Aflac Incorporated’s public statements included assurances about ethics, the excellent treatment of employees, and even a homey little recollection of someone’s mother’s “persistent wisdom” about looking out for others. But the complaint alleges that in reality the company was acting very differently, making its statements violations of Sections 10(b) and 20(a) of the Securities Exchange Act of 1934 and leading to stock losses when the truth came out.
The class for this action is all persons and entities who acquired Aflac common stock from February 27, 2013 through January 11, 2018.
Aflac provides insurance policies that supplement traditional health insurance, including plans for accidents, cancer, critical illness and care, hospitalization, dental or vision care, life, and short-term disability. Aflac is a Fortune 500 company serving more than 50 million people in the fifty US states, certain US territories, and Japan.

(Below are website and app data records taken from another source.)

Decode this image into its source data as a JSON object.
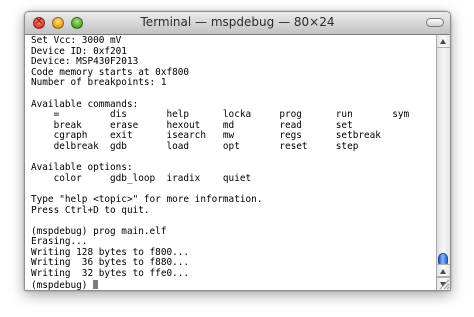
{
  "window": {
    "title": "Terminal — mspdebug — 80×24"
  },
  "terminal": {
    "lines": [
      "Set Vcc: 3000 mV",
      "Device ID: 0xf201",
      "Device: MSP430F2013",
      "Code memory starts at 0xf800",
      "Number of breakpoints: 1",
      "",
      "Available commands:",
      "    =         dis       help      locka     prog      run       sym",
      "    break     erase     hexout    md        read      set",
      "    cgraph    exit      isearch   mw        regs      setbreak",
      "    delbreak  gdb       load      opt       reset     step",
      "",
      "Available options:",
      "    color     gdb_loop  iradix    quiet",
      "",
      "Type \"help <topic>\" for more information.",
      "Press Ctrl+D to quit.",
      "",
      "(mspdebug) prog main.elf",
      "Erasing...",
      "Writing 128 bytes to f800...",
      "Writing  36 bytes to f880...",
      "Writing  32 bytes to ffe0...",
      "(mspdebug) "
    ]
  },
  "icons": {
    "close": "close-button-icon",
    "minimize": "minimize-button-icon",
    "zoom": "zoom-button-icon",
    "toolbar_toggle": "toolbar-toggle-pill-icon",
    "resize": "resize-grip-icon"
  },
  "colors": {
    "close": "#e0443a",
    "minimize": "#e7a826",
    "zoom": "#5cae35",
    "scroll_thumb": "#2f6ad6",
    "text": "#000000",
    "background": "#ffffff"
  }
}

The complaint quotes many of Aflac’s public statements during the class period, including SEC filings and Corporate Citizenship and Social Responsibility Reports. These statements claimed a workforce that included over 70,000 independent-contractor salespeople, touted their incentives, and bragged about inclusion on lists of World’s Most Ethical Companies and Best Companies to Work For.
Other statements emphasized care for workers:
However, the complaint claims that these statements are misleading and fail to disclose a number of important facts:
On January 11, 2018, The Intercept published a report that revealed previously undisclosed lawsuits against the company alleging exploitation of workers, manipulation of accounting, and insider trading. At the news, the company’s stock fell by more than 7%.